06 September 2019
Omaka Aviation Heritage Centre Brings New Stories to Life with New Exhibits
Dangerous Skies WWII exhibition re-opens Friday, 13 September
Dangerous Skies, the World War II exhibition at the Omaka Aviation Heritage Centre (OAHC) is fast approaching its re-opening to the public as a team of talented volunteers and professionals work to bring new and inspirational stories of pilots and their machines to life.
Jane Orphan, Omaka AHC director said “When we were faced with the challenge of remodelling Dangerous Skies, we had the advantage of fabulous aircraft to work with and some inspiring individual stories to tell. We always like to provide a context and that demands some special skills from our creative crew. They certainly delivered!”
The main exhibition area now holds two additional aircraft, both originals and never seen before in Dangerous Skies. The first a Messerschmitt Bf108 once owned and flown by a German ace and the second a Lockheed Hudson, an American-built light bomber and coastal reconnaissance aircraft which has been suspended in a dramatic crash scene in the depths of a Pacific island jungle. Other spaces have been reconfigured to better highlight the incredible stories of WW2 and to increase visitor engagement.

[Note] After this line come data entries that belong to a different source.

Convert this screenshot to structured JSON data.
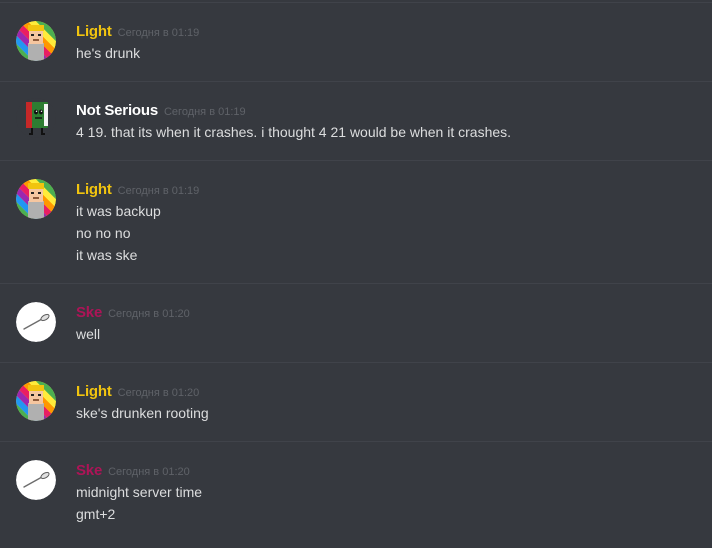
{
  "colors": {
    "background": "#36393f",
    "divider": "#40434a",
    "text": "#dcddde",
    "timestamp": "#5f6268",
    "user_light": "#f1c40f",
    "user_not_serious": "#ffffff",
    "user_ske": "#ad1457"
  },
  "messages": [
    {
      "author": "Light",
      "avatar_icon": "rainbow-striped-cartoon-avatar-icon",
      "timestamp": "Сегодня в 01:19",
      "lines": [
        "he's drunk"
      ]
    },
    {
      "author": "Not Serious",
      "avatar_icon": "green-book-character-avatar-icon",
      "timestamp": "Сегодня в 01:19",
      "lines": [
        "4 19. that its when it crashes. i thought 4 21 would be when it crashes."
      ]
    },
    {
      "author": "Light",
      "avatar_icon": "rainbow-striped-cartoon-avatar-icon",
      "timestamp": "Сегодня в 01:19",
      "lines": [
        "it was backup",
        "no no no",
        "it was ske"
      ]
    },
    {
      "author": "Ske",
      "avatar_icon": "spoon-avatar-icon",
      "timestamp": "Сегодня в 01:20",
      "lines": [
        "well"
      ]
    },
    {
      "author": "Light",
      "avatar_icon": "rainbow-striped-cartoon-avatar-icon",
      "timestamp": "Сегодня в 01:20",
      "lines": [
        "ske's drunken rooting"
      ]
    },
    {
      "author": "Ske",
      "avatar_icon": "spoon-avatar-icon",
      "timestamp": "Сегодня в 01:20",
      "lines": [
        "midnight server time",
        "gmt+2"
      ]
    }
  ]
}
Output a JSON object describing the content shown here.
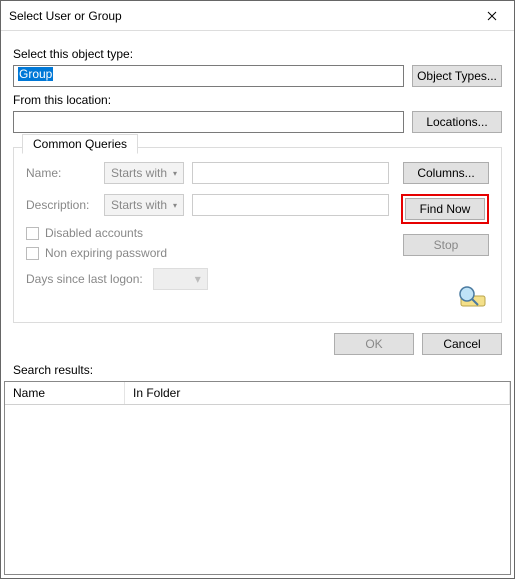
{
  "window": {
    "title": "Select User or Group"
  },
  "objectType": {
    "label": "Select this object type:",
    "value": "Group",
    "button": "Object Types..."
  },
  "location": {
    "label": "From this location:",
    "value": "",
    "button": "Locations..."
  },
  "queries": {
    "tab": "Common Queries",
    "nameLabel": "Name:",
    "descLabel": "Description:",
    "startsWith": "Starts with",
    "disabled": "Disabled accounts",
    "nonExpiring": "Non expiring password",
    "daysLabel": "Days since last logon:"
  },
  "side": {
    "columns": "Columns...",
    "findNow": "Find Now",
    "stop": "Stop"
  },
  "footer": {
    "ok": "OK",
    "cancel": "Cancel"
  },
  "results": {
    "label": "Search results:",
    "cols": {
      "name": "Name",
      "folder": "In Folder"
    }
  }
}
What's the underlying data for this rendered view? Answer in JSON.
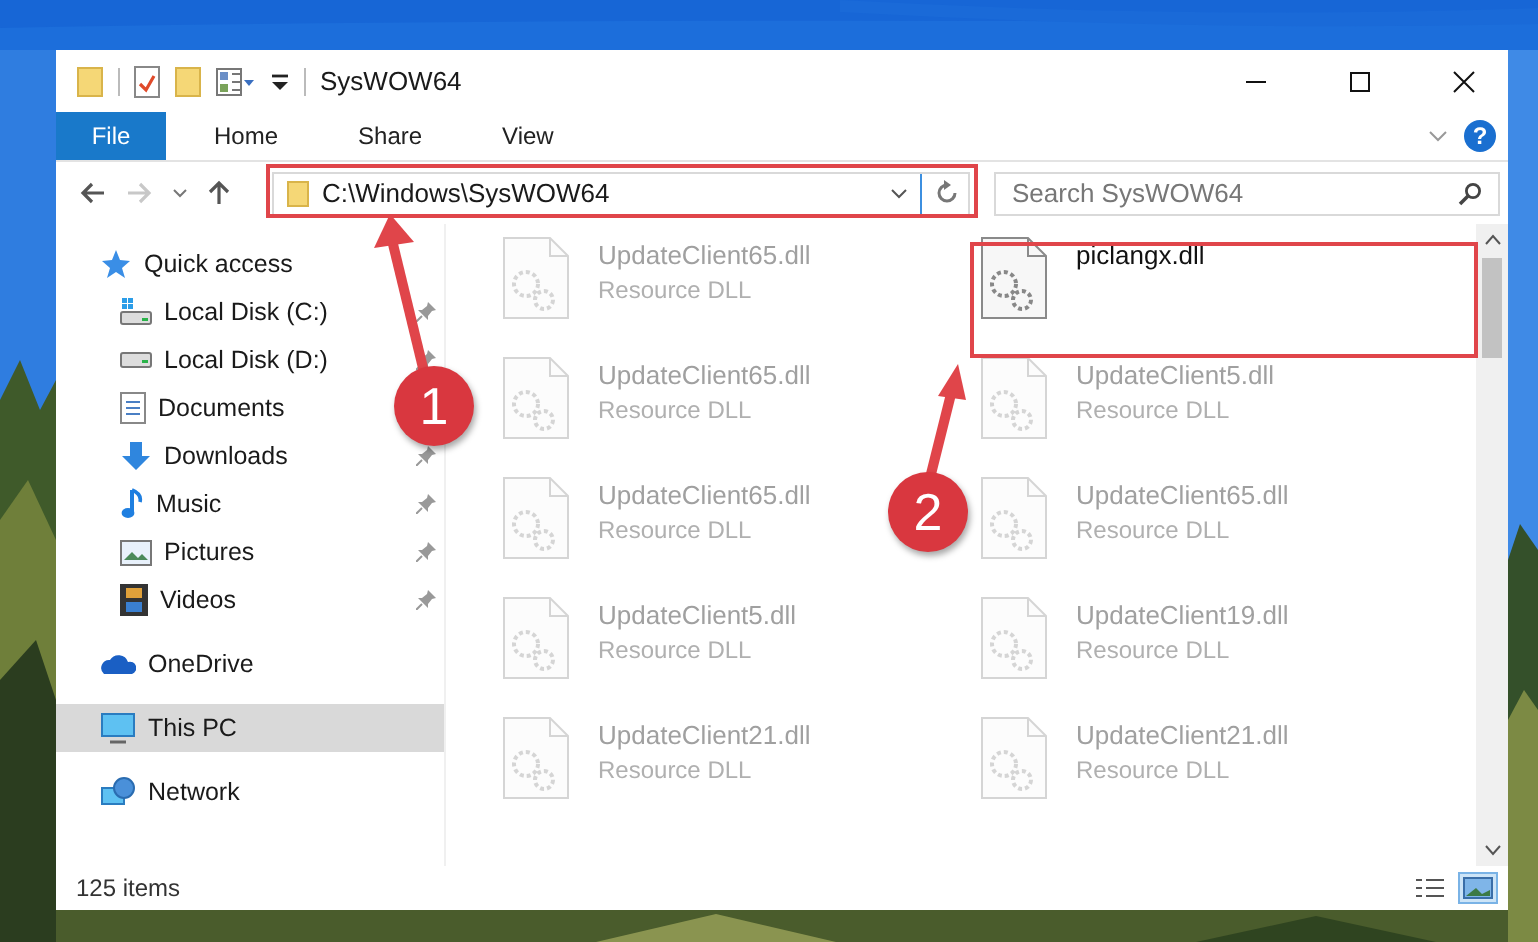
{
  "window": {
    "title": "SysWOW64"
  },
  "ribbon": {
    "tabs": [
      {
        "label": "File",
        "kind": "file",
        "selected": false
      },
      {
        "label": "Home",
        "kind": "tab",
        "selected": false
      },
      {
        "label": "Share",
        "kind": "tab",
        "selected": false
      },
      {
        "label": "View",
        "kind": "tab",
        "selected": false
      }
    ],
    "help_label": "?"
  },
  "nav": {
    "forward_disabled": true,
    "address": "C:\\Windows\\SysWOW64",
    "search": {
      "placeholder": "Search SysWOW64"
    }
  },
  "sidebar": {
    "items": [
      {
        "label": "Quick access",
        "selected": false,
        "children": [
          {
            "label": "Local Disk (C:)",
            "pinned": true,
            "selected": false
          },
          {
            "label": "Local Disk (D:)",
            "pinned": true,
            "selected": false
          },
          {
            "label": "Documents",
            "selected": false
          },
          {
            "label": "Downloads",
            "pinned": true,
            "selected": false
          },
          {
            "label": "Music",
            "pinned": true,
            "selected": false
          },
          {
            "label": "Pictures",
            "pinned": true,
            "selected": false
          },
          {
            "label": "Videos",
            "pinned": true,
            "selected": false
          }
        ]
      },
      {
        "label": "OneDrive",
        "selected": false
      },
      {
        "label": "This PC",
        "selected": true
      },
      {
        "label": "Network",
        "selected": false
      }
    ]
  },
  "files": [
    {
      "name": "UpdateClient65.dll",
      "type": "Resource DLL",
      "blurred": true
    },
    {
      "name": "piclangx.dll",
      "blurred": false
    },
    {
      "name": "UpdateClient65.dll",
      "type": "Resource DLL",
      "blurred": true
    },
    {
      "name": "UpdateClient5.dll",
      "type": "Resource DLL",
      "blurred": true
    },
    {
      "name": "UpdateClient65.dll",
      "type": "Resource DLL",
      "blurred": true
    },
    {
      "name": "UpdateClient65.dll",
      "type": "Resource DLL",
      "blurred": true
    },
    {
      "name": "UpdateClient5.dll",
      "type": "Resource DLL",
      "blurred": true
    },
    {
      "name": "UpdateClient19.dll",
      "type": "Resource DLL",
      "blurred": true
    },
    {
      "name": "UpdateClient21.dll",
      "type": "Resource DLL",
      "blurred": true
    },
    {
      "name": "UpdateClient21.dll",
      "type": "Resource DLL",
      "blurred": true
    }
  ],
  "status_bar": {
    "count": "125 items",
    "views": [
      {
        "kind": "details",
        "selected": false
      },
      {
        "kind": "large-icons",
        "selected": true
      }
    ]
  },
  "annotations": [
    {
      "label": "1"
    },
    {
      "label": "2"
    }
  ]
}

The refresh of the Dangerous Skies exhibition represents the OAHC’s commitment not just to preserve significant aircraft and memorabilia but to continually evolve and attract new generations to the museum. Story telling is the key to realising OAHC’s mission to establish a permanent ‘living’ centre of aviation heritage, which will fascinate, educate and inspire visitors of all ages. The new displays are another small but significant step towards the planned multi-stage development of Marlborough’s single most visited attraction.
About Omaka Aviation Heritage Centre
Established to provide a world-class destination for the appreciation of historic aircraft, the Omaka AHC opened in 2006 with the Knights of the Sky exhibition, featuring Sir Peter Jackson’s extensive Great War collection of aircraft and rare memorabilia. The calibre of the displays, enhanced by Weta Workshop’s mannequins and sets produced by WingNut Films, launched the Centre to international acclaim. Dangerous Skies, the WWII exhibition opened in 2016 and was designed and built in the same life-like style by the Omaka creative team including the exciting and thought-provoking multi-media ‘Stalingrad Experience’.